Safety standards for swimming pools and spas

  • You will need to install a compliant pool fence around any pool or spa capable of holding a depth of 300mm or more. 
  • A pool fence is compliant if it has been constructed and inspected in accordance with a building permit issued by a building surveyor registered with the Victorian Building Authority.
  • If you own a pool or spa that can hold a depth of more than 300 millimetres, please note that  legislation is likely to be passed later in 2019 that will mean you need to register it with Council and have its safety barrier inspected by a building/pool inspector every 3 years. You do not need to do anything yet. For more information: Proposed changes – Compulsory registration of pools and spas in Victoria

Pool fencing must designed in accordance with Australian Standard AS1926.1-2012 and AS1926.2-2007.

It is important that any work carried out on a pool fence is conducted in accordance with a building permit and is built to the Australian Standard, including:

  • fence height to be at least 1.2 metres
  • fence shall be located away from climbable objects (make note of NCZ)
  • gates to be self-closing and self-latching
  • latching device is to be located 1.5 metres above the finished external surface 
  • fence designed to ensure no direct entry from the house
  • fence to be capable of withstanding reasonable force (250N).

What if I want to erect a temporary or inflatable pool?

Temporary pools may only be erected within an approved enclosure that is compliant with the Australian Standard.

A non-climb zone (NCZ) is the area around a pool safety barrier and runs the full length of the barrier, including the gate.

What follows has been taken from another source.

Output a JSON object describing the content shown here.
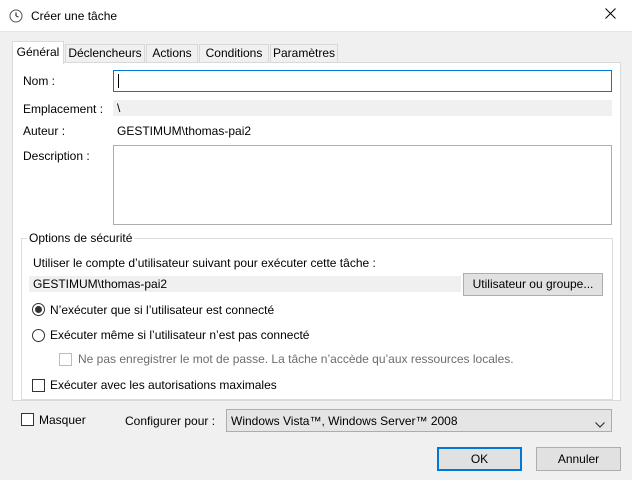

It is essential that you keep this zone free of any objects that allow young children to climb the barrier, such as plants, chairs or tables.

Horizontal components of a pool fence must not interfere with the NCZ. If there are horizontal components on your pool fence that may allow a child to climb the fence, they must be altered to be non-climbable to the satisfaction of the building surveyor responsible.

Your common boundary fence/s must be kept in good condition if used as a pool barrier,  it is not the responsibility of the adjoining owner to maintain this condition. 

If your boundary fence is used to form part of the pool barrier it cannot not be climbable within 900 millimetres of the top of the fence within the pool enclosure.

Doors from dwellings or houses are not considered to be an acceptable pool barrier if the pool is located outside.

The walls of some above-ground pools may be used as a compliant pool barrier as long as they comply with the NCZ. In most cases, a pool fence will be required around any filtration, pump and ladder to ensure compliance.

  • Gates must only swing away from the pool area and be freely self-closing without obstruction.
  • The self-closing device of a pool fence must allow the gate to close from any position with a stationary start and without the use of manual force on the gate or latch - the opening of a closed gate shall not exceed 100mm at any point.
  • When the gate is closed it is required to be able to withstand a force of 250N in all directions to ensure the gate does not release the latch, unhinge the gate or increase minimum openings.
  • The latch is required to ensure the gate automatically operates on the closing of the gate and will prevent the gate from being re-opened without being manually released.
  • The latching device can be positioned on the gate in various manners to ensure it is not accessible to children, the common method is 1.5 metres above the finished surface adjacent the outside of the gate.